Art by Cavaliers sparks creativity at home


Garber paints to shed light on social issues.

Yeseul Jun, Editor

Art classes provide creative alternatives for students to find an escape from the academic rigors that core classes can bring. Students across CHHS are creating art that reflects their creativity and issues important to them. 

When junior Melanie Garber created her piece, “Petals in Water,” she wanted to reflect the current social climate within our country through the image of hands. The hands are shown sharing some flower water as she wanted to emphasize the importance of unity during these tumultuous times.  

“I chose hands because I have found that they are really interesting to draw,” Garber said. “There are so many options they can be modeled after.”

She chose a light pink background to complement the color scheme of the hands, and she chose a medium that would help her practice her color blending skills.

“I chose acrylic paint because I had a large canvas sitting around for a while, and I thought it was time to use it. While I’m exploring the human subject matter, I am staying the same with my medium of acrylic as I have never used oils before,” Garber said.

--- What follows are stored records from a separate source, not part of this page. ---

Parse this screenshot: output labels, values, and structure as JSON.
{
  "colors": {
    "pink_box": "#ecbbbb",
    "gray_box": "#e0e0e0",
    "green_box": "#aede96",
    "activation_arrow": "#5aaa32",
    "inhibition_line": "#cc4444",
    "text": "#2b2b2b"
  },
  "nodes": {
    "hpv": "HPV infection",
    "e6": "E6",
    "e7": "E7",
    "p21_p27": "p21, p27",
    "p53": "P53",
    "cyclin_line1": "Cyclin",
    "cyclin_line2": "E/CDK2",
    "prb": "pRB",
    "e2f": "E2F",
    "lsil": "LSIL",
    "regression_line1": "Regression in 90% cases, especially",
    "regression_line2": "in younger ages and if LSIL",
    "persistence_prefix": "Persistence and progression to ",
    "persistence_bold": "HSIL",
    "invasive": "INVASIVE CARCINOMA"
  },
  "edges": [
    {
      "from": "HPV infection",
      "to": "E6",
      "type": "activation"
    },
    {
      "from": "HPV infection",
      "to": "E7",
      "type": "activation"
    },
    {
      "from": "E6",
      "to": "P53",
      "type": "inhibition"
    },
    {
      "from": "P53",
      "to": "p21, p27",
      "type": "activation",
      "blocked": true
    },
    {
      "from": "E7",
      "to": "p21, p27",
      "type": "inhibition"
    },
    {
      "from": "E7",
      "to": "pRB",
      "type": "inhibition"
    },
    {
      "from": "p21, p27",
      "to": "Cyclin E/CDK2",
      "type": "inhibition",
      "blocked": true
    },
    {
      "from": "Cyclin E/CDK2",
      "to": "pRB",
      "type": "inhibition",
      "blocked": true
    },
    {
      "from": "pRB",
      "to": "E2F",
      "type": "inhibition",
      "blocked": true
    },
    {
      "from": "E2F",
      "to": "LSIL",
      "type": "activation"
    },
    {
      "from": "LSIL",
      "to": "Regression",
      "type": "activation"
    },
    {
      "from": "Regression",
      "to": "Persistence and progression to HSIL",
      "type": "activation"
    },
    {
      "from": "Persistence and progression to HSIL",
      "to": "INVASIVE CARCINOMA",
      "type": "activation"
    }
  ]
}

Fite uses two different art mediums to create her piece.

Asexual people, commonly known as aces, are people who abstain from sexual activities. Senior Evvy Fite wanted to create a piece based on “space ace,” the fun term coined to show that asexuals prefer other things, such as space. The piece features an astronaut drifting through outer space on a board and centers around the colors of the asexual pride flag: black, grey, white, and purple. 

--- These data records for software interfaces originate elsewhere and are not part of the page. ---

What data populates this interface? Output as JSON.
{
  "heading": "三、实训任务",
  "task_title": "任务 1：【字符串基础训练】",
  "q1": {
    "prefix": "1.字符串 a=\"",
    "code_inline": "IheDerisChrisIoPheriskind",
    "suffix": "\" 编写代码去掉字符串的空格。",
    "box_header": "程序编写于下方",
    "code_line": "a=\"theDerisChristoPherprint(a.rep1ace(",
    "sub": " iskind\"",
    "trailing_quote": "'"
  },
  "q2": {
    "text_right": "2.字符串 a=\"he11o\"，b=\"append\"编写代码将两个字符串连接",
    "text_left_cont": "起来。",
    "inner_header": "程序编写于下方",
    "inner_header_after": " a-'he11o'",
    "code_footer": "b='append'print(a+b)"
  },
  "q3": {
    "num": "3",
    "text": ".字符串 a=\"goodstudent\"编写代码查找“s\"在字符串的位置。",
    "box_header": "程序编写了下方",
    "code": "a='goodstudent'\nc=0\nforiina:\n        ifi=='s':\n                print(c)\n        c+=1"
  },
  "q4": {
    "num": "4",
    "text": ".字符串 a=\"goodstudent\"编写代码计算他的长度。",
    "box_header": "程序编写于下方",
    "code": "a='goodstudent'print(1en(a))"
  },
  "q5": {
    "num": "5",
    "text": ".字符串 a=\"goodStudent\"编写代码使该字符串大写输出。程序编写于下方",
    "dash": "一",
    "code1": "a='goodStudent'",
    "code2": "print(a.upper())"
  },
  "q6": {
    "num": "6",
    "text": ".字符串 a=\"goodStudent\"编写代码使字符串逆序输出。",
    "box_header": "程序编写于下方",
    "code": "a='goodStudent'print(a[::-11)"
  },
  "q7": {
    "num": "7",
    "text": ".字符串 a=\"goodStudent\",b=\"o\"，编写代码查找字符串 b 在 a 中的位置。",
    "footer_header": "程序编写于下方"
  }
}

“When I saw the AP prompt was space, ‘space ace’ immediately came to mind,” Fite said.   

Fite used a blend of two programs, Adobe Illustrator and Photoshop, to create the out-of-this-world scene: Photoshop for the blue themed galaxy and planet and Adobe Illustrator for the astronaut. For many artists, working digitally is more forgiving since they can erase and try again. There is also the advantage of copying and pasting previous artwork and altering it to fit with the subject of the new piece. 

“I thought it would be interesting to combine the two programs since most graphic designers only use one at a time,” Fite said. “I’ve gotten way more comfortable with the experimentation part in the past few months.”

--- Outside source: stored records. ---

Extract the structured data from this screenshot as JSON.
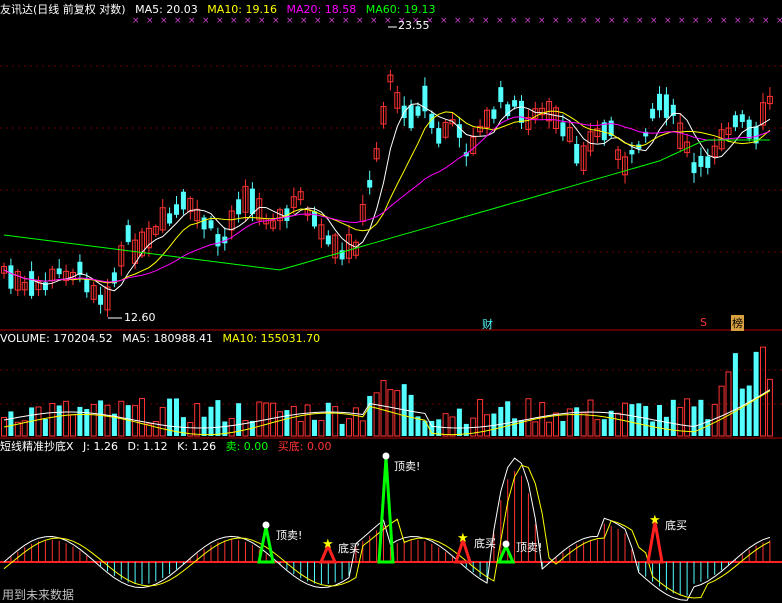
{
  "price_panel": {
    "title": "友讯达(日线 前复权 对数)",
    "ma5": "MA5: 20.03",
    "ma10": "MA10: 19.16",
    "ma20": "MA20: 18.58",
    "ma60": "MA60: 19.13",
    "high_label": "23.55",
    "low_label": "12.60",
    "markers": {
      "cai": "财",
      "s": "S",
      "bang": "榜"
    },
    "colors": {
      "up": "#ff3333",
      "down": "#54ffff",
      "ma5": "#ffffff",
      "ma10": "#ffff00",
      "ma20": "#ff00ff",
      "ma60": "#00ff00"
    }
  },
  "volume_panel": {
    "title": "VOLUME: 170204.52",
    "ma5": "MA5: 180988.41",
    "ma10": "MA10: 155031.70"
  },
  "indicator_panel": {
    "title": "短线精准抄底X",
    "j": "J: 1.26",
    "d": "D: 1.12",
    "k": "K: 1.26",
    "sell": "卖: 0.00",
    "buy": "买底: 0.00",
    "signals": [
      {
        "text": "顶卖!",
        "type": "sell"
      },
      {
        "text": "底买",
        "type": "buy"
      },
      {
        "text": "顶卖!",
        "type": "sell"
      },
      {
        "text": "底买",
        "type": "buy"
      },
      {
        "text": "顶卖!",
        "type": "sell"
      },
      {
        "text": "底买",
        "type": "buy"
      }
    ]
  },
  "footer": {
    "text": "用到未来数据"
  }
}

Jackson takes inspiration from her favorite show.

Senior Grace Jackon based “Stained Glass Academia” off of one of her favorite shows, My Hero Academia, an animated series that follows middle school student Deku, a character who is born powerless in a power hunger society. 

“I do a lot of drawing and 2D art on my own time, so 3D art is a fun and welcome change compared to what I’m used to,” Jackson said. “I always like challenging myself.” 

Using a glass cutter and other machinery to hand cut each glass piece, Jackson specifically chose colors inspired by the show. “I always try to create whenever inspiration strikes: be it the form of stories, music, poems, or art, both 3D and 2D,” Jackson said. “It’s been harder to find that inspiration while being stuck at home, but when I do get inspired, the ideas are bigger and more extravagant than they’ve ever been.”


If you have any art that you would like to show off in the Cavalier Chronicle, please reach out to us at [email protected]!